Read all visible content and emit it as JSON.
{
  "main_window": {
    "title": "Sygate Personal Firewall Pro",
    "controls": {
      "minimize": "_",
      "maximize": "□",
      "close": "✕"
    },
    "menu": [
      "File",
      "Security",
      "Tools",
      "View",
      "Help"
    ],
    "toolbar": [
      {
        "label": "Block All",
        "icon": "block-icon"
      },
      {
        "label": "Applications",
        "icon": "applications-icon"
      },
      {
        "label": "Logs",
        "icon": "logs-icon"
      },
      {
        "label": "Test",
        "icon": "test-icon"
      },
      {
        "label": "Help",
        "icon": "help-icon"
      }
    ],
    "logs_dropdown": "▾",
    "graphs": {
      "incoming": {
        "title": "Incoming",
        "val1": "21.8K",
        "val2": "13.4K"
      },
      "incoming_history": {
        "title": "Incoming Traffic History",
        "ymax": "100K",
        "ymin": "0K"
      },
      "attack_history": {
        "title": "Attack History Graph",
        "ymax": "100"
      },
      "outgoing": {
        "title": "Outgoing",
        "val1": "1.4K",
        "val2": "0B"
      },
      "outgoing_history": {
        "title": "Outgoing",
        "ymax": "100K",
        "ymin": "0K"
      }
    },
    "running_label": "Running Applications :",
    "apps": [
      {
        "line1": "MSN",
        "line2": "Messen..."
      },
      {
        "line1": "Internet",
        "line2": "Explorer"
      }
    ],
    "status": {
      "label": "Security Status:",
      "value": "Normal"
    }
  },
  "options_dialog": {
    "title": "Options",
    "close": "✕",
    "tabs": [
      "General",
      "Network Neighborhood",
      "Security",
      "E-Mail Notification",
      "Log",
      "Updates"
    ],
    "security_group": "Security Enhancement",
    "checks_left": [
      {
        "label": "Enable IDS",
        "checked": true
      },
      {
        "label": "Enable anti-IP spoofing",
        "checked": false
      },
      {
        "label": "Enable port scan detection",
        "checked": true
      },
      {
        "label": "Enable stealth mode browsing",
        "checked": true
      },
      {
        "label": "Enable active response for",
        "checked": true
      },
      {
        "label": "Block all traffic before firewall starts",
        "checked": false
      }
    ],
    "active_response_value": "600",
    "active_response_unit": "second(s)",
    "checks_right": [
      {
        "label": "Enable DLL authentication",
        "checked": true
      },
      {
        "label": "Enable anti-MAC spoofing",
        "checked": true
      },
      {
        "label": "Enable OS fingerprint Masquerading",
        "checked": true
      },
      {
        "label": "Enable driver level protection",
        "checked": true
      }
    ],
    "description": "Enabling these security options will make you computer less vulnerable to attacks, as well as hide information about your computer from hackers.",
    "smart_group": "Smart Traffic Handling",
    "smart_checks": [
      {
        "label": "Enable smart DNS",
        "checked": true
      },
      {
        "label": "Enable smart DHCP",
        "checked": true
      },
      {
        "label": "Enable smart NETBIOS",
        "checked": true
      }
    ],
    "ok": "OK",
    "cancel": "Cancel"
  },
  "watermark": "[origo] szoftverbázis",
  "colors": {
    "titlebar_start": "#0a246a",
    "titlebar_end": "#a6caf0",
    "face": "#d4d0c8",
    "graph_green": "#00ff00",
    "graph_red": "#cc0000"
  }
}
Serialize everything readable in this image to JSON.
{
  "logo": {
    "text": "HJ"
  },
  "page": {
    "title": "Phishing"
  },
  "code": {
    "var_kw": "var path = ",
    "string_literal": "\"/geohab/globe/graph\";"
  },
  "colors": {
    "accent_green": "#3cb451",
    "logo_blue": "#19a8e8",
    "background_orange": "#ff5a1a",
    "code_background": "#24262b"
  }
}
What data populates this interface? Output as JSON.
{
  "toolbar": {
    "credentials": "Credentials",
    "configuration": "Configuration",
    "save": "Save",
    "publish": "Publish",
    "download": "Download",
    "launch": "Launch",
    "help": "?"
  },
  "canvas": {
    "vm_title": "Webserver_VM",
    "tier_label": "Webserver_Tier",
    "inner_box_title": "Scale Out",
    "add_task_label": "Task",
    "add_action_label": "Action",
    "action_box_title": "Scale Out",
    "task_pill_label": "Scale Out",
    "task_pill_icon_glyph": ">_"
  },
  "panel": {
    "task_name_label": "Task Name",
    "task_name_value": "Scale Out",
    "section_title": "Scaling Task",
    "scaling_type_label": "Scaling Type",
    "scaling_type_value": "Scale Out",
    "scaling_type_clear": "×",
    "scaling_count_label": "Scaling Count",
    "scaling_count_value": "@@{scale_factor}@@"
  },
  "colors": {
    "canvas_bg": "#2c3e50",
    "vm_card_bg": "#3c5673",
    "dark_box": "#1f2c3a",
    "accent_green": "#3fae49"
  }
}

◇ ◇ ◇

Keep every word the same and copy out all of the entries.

Read all visible content and emit it as JSON.
{
  "main_window": {
    "title": "Sygate Personal Firewall Pro",
    "controls": {
      "minimize": "_",
      "maximize": "□",
      "close": "✕"
    },
    "menu": [
      "File",
      "Security",
      "Tools",
      "View",
      "Help"
    ],
    "toolbar": [
      {
        "label": "Block All",
        "icon": "block-icon"
      },
      {
        "label": "Applications",
        "icon": "applications-icon"
      },
      {
        "label": "Logs",
        "icon": "logs-icon"
      },
      {
        "label": "Test",
        "icon": "test-icon"
      },
      {
        "label": "Help",
        "icon": "help-icon"
      }
    ],
    "logs_dropdown": "▾",
    "graphs": {
      "incoming": {
        "title": "Incoming",
        "val1": "21.8K",
        "val2": "13.4K"
      },
      "incoming_history": {
        "title": "Incoming Traffic History",
        "ymax": "100K",
        "ymin": "0K"
      },
      "attack_history": {
        "title": "Attack History Graph",
        "ymax": "100"
      },
      "outgoing": {
        "title": "Outgoing",
        "val1": "1.4K",
        "val2": "0B"
      },
      "outgoing_history": {
        "title": "Outgoing",
        "ymax": "100K",
        "ymin": "0K"
      }
    },
    "running_label": "Running Applications :",
    "apps": [
      {
        "line1": "MSN",
        "line2": "Messen..."
      },
      {
        "line1": "Internet",
        "line2": "Explorer"
      }
    ],
    "status": {
      "label": "Security Status:",
      "value": "Normal"
    }
  },
  "options_dialog": {
    "title": "Options",
    "close": "✕",
    "tabs": [
      "General",
      "Network Neighborhood",
      "Security",
      "E-Mail Notification",
      "Log",
      "Updates"
    ],
    "security_group": "Security Enhancement",
    "checks_left": [
      {
        "label": "Enable IDS",
        "checked": true
      },
      {
        "label": "Enable anti-IP spoofing",
        "checked": false
      },
      {
        "label": "Enable port scan detection",
        "checked": true
      },
      {
        "label": "Enable stealth mode browsing",
        "checked": true
      },
      {
        "label": "Enable active response for",
        "checked": true
      },
      {
        "label": "Block all traffic before firewall starts",
        "checked": false
      }
    ],
    "active_response_value": "600",
    "active_response_unit": "second(s)",
    "checks_right": [
      {
        "label": "Enable DLL authentication",
        "checked": true
      },
      {
        "label": "Enable anti-MAC spoofing",
        "checked": true
      },
      {
        "label": "Enable OS fingerprint Masquerading",
        "checked": true
      },
      {
        "label": "Enable driver level protection",
        "checked": true
      }
    ],
    "description": "Enabling these security options will make you computer less vulnerable to attacks, as well as hide information about your computer from hackers.",
    "smart_group": "Smart Traffic Handling",
    "smart_checks": [
      {
        "label": "Enable smart DNS",
        "checked": true
      },
      {
        "label": "Enable smart DHCP",
        "checked": true
      },
      {
        "label": "Enable smart NETBIOS",
        "checked": true
      }
    ],
    "ok": "OK",
    "cancel": "Cancel"
  },
  "watermark": "[origo] szoftverbázis",
  "colors": {
    "titlebar_start": "#0a246a",
    "titlebar_end": "#a6caf0",
    "face": "#d4d0c8",
    "graph_green": "#00ff00",
    "graph_red": "#cc0000"
  }
}
Serialize everything readable in this image to JSON.
{
  "logo": {
    "text": "HJ"
  },
  "page": {
    "title": "Phishing"
  },
  "code": {
    "var_kw": "var path = ",
    "string_literal": "\"/geohab/globe/graph\";"
  },
  "colors": {
    "accent_green": "#3cb451",
    "logo_blue": "#19a8e8",
    "background_orange": "#ff5a1a",
    "code_background": "#24262b"
  }
}
What data populates this interface? Output as JSON.
{
  "toolbar": {
    "credentials": "Credentials",
    "configuration": "Configuration",
    "save": "Save",
    "publish": "Publish",
    "download": "Download",
    "launch": "Launch",
    "help": "?"
  },
  "canvas": {
    "vm_title": "Webserver_VM",
    "tier_label": "Webserver_Tier",
    "inner_box_title": "Scale Out",
    "add_task_label": "Task",
    "add_action_label": "Action",
    "action_box_title": "Scale Out",
    "task_pill_label": "Scale Out",
    "task_pill_icon_glyph": ">_"
  },
  "panel": {
    "task_name_label": "Task Name",
    "task_name_value": "Scale Out",
    "section_title": "Scaling Task",
    "scaling_type_label": "Scaling Type",
    "scaling_type_value": "Scale Out",
    "scaling_type_clear": "×",
    "scaling_count_label": "Scaling Count",
    "scaling_count_value": "@@{scale_factor}@@"
  },
  "colors": {
    "canvas_bg": "#2c3e50",
    "vm_card_bg": "#3c5673",
    "dark_box": "#1f2c3a",
    "accent_green": "#3fae49"
  }
}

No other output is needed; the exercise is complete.